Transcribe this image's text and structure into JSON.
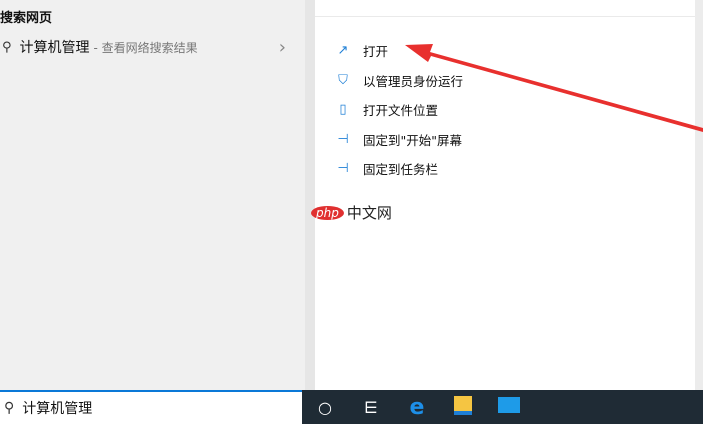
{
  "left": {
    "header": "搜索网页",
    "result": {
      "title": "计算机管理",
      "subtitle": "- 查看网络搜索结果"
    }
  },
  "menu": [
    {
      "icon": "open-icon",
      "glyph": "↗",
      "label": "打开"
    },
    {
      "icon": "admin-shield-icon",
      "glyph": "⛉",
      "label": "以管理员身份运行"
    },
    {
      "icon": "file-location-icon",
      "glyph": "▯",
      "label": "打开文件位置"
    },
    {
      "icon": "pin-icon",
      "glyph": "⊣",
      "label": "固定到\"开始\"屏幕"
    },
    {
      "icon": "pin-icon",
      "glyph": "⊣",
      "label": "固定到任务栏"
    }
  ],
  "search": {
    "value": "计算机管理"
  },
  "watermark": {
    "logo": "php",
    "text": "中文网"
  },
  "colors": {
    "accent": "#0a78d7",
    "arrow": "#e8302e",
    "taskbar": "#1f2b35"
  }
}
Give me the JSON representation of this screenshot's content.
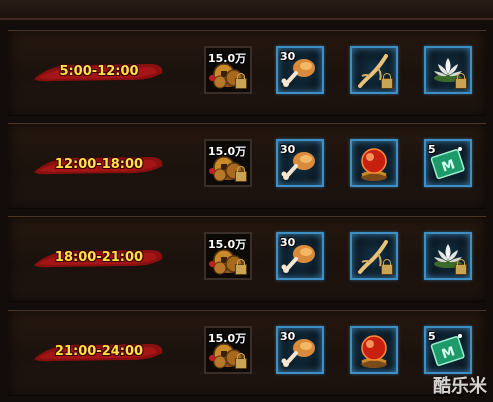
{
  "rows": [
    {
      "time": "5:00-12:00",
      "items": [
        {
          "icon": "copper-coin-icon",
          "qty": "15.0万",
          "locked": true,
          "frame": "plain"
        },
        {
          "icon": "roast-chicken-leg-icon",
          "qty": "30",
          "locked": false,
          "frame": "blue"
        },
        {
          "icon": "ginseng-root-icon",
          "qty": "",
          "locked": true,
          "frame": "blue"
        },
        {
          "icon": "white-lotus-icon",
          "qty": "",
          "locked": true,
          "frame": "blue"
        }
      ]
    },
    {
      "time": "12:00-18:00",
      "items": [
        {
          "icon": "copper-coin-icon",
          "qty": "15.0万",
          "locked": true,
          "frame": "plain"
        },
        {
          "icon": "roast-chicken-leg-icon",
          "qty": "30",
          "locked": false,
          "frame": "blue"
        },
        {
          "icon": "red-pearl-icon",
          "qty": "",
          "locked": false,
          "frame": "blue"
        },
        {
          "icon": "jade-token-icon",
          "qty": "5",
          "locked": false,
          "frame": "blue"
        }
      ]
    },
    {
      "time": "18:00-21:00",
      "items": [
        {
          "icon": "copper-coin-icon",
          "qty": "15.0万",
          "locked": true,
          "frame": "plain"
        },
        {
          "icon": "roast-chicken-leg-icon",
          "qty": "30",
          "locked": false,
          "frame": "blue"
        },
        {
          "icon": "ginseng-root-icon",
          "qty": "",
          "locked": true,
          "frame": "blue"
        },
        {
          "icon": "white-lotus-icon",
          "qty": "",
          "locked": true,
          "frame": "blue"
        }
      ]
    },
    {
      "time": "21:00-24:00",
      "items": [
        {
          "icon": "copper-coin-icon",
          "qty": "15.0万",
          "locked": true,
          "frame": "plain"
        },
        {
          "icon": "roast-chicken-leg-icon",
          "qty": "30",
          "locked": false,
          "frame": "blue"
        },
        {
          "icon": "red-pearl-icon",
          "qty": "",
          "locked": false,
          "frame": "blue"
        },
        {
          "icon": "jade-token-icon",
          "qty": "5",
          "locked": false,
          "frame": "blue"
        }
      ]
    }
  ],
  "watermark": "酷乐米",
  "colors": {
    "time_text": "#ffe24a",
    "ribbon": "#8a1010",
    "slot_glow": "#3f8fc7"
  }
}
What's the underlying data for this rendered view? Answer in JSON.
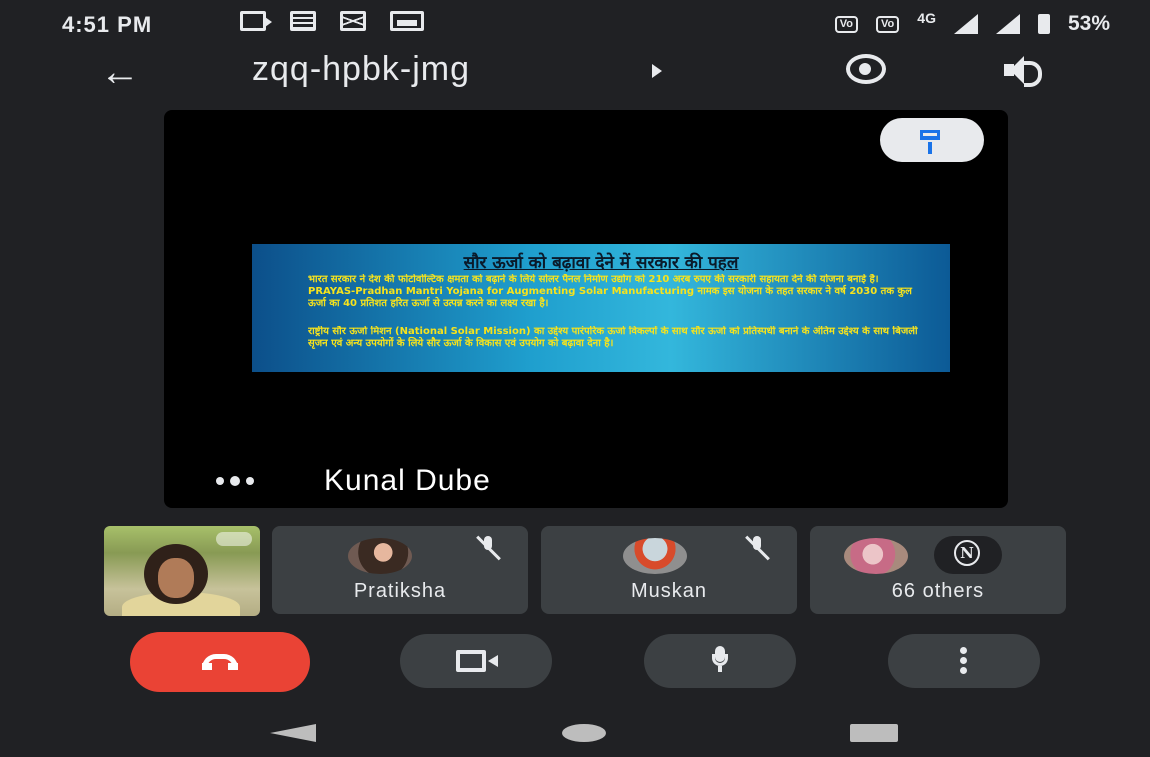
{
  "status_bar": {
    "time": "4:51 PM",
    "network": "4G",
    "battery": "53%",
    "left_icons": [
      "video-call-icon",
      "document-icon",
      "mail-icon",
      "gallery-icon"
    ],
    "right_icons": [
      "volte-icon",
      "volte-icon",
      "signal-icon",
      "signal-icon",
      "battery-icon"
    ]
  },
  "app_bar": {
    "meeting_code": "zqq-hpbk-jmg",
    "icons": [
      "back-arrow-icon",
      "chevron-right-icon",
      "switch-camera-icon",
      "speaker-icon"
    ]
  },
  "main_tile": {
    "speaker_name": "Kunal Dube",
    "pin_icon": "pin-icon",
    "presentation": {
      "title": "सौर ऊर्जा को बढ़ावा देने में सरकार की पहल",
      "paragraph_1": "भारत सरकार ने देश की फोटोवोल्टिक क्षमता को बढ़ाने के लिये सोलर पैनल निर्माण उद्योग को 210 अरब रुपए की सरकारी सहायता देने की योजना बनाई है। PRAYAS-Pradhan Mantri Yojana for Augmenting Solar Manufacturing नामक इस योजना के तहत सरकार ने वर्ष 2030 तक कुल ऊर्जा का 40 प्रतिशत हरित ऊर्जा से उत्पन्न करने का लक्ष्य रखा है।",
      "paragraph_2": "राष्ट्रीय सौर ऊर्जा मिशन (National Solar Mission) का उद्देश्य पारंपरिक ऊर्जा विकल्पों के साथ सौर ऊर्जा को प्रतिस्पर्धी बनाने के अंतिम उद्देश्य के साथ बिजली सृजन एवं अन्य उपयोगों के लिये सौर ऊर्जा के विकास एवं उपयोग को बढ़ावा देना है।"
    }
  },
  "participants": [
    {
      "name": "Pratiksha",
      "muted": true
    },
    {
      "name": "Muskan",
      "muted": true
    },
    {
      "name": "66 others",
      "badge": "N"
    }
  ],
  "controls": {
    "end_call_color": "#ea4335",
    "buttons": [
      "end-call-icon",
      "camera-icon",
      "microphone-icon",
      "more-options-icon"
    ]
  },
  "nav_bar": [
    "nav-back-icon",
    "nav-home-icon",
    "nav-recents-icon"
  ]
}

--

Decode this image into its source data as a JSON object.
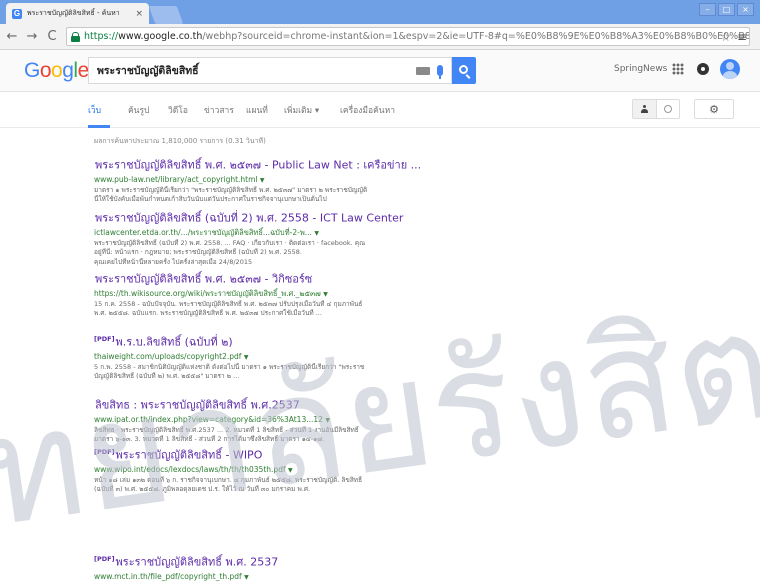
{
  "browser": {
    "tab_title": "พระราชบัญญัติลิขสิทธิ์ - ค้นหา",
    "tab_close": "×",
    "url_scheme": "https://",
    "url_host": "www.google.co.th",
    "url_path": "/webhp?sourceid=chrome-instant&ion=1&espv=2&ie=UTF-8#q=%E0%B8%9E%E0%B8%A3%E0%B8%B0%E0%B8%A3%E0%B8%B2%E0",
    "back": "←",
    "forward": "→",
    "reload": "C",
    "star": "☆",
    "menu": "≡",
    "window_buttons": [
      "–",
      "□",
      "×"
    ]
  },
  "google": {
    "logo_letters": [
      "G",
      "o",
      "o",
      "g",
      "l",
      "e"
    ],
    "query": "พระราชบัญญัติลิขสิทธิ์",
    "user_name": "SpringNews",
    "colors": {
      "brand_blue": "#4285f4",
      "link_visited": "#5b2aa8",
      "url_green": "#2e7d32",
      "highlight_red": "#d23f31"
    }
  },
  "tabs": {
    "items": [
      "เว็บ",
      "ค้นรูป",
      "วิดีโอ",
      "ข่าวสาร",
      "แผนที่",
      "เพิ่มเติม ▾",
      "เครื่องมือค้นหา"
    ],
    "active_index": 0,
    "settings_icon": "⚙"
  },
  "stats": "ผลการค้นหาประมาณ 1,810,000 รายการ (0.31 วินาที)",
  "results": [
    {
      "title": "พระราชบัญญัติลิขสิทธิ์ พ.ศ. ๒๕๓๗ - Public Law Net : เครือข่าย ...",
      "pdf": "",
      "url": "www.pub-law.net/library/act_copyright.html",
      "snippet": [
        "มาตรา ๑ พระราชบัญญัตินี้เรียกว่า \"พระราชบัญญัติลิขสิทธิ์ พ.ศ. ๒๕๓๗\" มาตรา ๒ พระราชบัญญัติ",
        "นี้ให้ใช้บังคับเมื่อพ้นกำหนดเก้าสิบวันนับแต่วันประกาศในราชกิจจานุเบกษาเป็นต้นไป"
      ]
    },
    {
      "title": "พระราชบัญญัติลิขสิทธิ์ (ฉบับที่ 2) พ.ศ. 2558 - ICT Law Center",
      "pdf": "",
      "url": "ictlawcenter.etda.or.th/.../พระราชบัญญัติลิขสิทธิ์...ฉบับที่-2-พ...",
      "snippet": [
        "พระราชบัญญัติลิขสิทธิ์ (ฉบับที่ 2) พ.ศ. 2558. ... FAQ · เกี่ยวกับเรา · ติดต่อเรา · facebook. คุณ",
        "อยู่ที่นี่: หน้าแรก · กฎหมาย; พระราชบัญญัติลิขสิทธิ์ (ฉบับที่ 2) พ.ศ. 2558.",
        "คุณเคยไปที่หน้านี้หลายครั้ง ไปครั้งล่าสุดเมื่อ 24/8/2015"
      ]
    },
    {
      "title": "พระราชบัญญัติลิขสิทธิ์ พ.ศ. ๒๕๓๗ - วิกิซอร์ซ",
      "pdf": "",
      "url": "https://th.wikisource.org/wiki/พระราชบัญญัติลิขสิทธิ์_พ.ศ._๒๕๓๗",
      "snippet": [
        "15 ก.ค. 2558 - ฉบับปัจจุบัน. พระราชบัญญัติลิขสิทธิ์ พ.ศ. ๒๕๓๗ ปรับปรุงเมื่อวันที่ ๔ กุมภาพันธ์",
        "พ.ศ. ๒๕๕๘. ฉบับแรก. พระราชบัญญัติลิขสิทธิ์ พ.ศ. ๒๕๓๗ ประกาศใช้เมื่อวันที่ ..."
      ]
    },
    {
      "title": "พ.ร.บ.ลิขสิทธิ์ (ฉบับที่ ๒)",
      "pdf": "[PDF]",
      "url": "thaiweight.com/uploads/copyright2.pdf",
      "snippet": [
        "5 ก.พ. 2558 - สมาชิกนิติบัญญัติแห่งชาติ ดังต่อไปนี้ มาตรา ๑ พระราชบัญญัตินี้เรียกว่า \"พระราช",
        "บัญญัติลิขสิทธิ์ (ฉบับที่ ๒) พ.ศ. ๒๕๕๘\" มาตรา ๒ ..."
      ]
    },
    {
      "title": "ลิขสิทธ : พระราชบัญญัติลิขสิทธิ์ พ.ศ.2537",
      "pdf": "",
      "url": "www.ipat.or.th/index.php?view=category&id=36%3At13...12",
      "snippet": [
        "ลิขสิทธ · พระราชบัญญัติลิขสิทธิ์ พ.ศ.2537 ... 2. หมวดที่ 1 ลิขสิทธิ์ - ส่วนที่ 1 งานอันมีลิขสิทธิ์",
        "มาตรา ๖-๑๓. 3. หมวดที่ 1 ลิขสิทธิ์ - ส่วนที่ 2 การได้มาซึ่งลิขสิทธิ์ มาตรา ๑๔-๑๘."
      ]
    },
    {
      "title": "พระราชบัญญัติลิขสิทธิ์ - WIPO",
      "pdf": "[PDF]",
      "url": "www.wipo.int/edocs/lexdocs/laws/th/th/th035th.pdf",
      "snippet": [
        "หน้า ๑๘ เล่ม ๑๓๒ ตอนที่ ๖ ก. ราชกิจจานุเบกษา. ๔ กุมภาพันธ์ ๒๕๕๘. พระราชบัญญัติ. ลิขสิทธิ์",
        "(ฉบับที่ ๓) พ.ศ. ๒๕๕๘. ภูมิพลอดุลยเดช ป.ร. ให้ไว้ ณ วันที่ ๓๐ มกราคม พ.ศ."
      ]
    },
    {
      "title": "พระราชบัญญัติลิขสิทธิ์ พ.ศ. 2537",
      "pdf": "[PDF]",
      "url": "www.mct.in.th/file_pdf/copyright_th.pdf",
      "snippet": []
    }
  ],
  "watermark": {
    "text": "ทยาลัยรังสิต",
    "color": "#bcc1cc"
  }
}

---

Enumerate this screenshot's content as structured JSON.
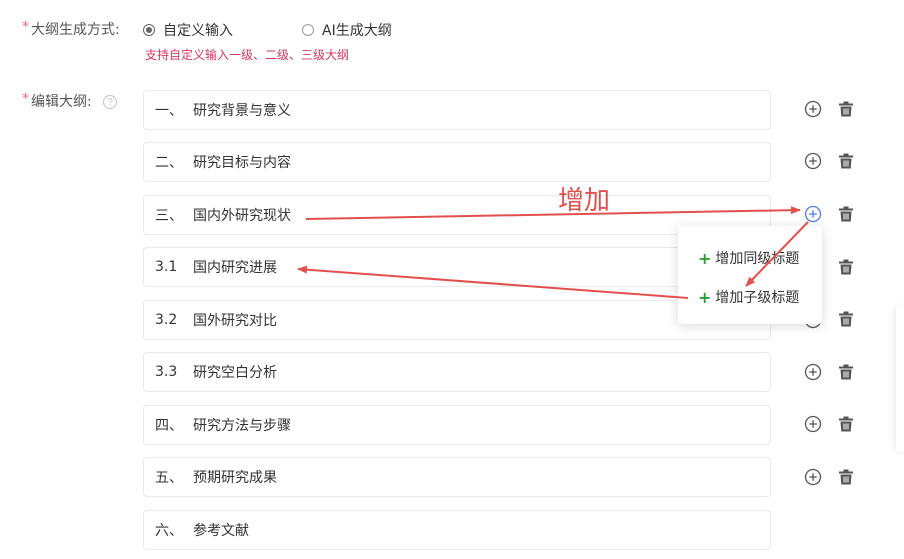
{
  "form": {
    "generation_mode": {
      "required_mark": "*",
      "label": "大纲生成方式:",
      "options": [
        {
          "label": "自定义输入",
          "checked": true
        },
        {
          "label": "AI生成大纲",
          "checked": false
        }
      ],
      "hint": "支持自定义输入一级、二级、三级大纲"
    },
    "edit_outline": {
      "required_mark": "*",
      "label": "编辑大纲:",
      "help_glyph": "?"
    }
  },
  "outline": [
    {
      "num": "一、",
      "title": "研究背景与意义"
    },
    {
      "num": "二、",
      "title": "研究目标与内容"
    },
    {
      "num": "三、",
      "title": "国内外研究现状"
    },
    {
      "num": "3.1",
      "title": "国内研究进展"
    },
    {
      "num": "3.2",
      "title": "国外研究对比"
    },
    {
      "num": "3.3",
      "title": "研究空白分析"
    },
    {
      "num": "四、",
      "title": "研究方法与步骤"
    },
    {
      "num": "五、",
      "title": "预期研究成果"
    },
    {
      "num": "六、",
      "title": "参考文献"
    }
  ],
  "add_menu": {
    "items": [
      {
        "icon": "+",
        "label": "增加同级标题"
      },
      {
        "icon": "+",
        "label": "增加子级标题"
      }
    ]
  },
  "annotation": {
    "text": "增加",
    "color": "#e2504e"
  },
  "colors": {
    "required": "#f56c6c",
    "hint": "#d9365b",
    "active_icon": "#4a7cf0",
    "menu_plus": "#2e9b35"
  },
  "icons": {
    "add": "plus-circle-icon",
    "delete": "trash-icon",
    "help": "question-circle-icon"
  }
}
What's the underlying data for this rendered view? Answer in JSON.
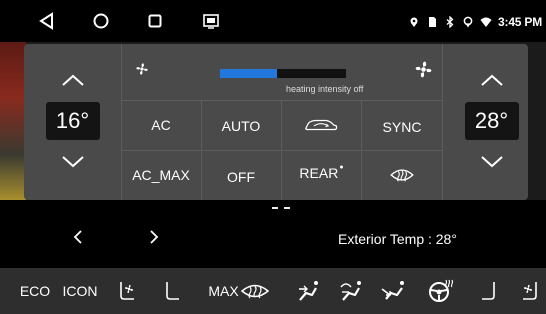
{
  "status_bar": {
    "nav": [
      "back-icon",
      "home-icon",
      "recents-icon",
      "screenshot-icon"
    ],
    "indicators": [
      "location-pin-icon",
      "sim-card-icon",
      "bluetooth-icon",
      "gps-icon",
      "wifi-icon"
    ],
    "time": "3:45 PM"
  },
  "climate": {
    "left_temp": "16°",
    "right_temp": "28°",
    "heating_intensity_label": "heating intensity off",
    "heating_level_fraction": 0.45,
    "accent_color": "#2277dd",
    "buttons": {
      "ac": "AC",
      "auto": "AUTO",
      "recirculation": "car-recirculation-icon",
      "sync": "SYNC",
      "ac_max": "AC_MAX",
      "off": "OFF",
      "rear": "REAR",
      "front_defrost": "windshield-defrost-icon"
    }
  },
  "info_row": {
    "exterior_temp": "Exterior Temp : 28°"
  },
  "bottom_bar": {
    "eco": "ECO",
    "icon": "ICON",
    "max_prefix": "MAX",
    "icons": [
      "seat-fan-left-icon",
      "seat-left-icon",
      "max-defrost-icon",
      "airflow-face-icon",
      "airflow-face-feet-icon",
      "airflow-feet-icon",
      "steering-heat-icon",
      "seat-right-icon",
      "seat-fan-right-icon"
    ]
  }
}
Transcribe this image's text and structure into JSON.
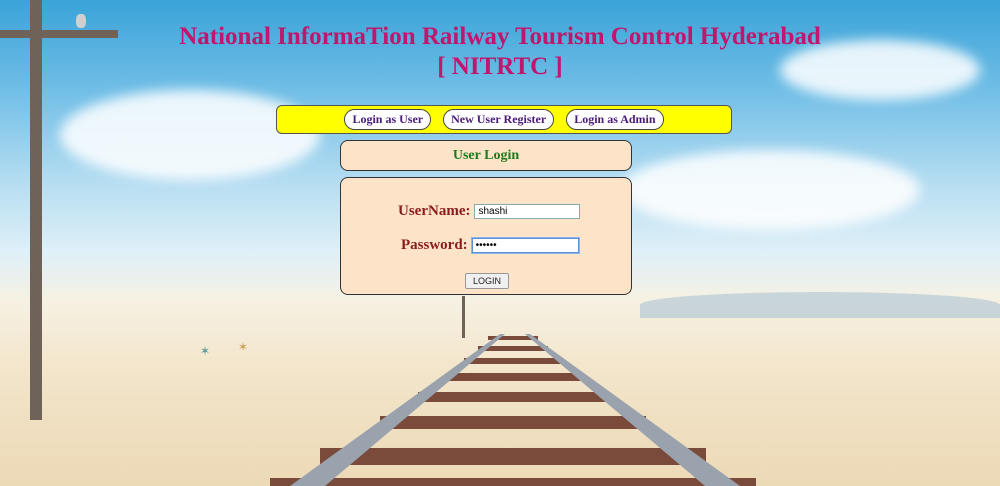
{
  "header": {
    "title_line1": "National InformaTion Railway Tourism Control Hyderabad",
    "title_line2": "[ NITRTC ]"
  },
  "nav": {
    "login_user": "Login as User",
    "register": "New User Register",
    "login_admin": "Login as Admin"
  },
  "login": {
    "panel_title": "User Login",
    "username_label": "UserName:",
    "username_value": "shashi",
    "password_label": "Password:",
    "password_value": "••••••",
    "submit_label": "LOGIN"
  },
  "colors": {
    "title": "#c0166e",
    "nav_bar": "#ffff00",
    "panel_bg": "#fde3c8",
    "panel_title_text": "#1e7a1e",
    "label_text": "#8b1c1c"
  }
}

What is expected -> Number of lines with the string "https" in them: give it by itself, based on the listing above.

Answer to the exercise -> 2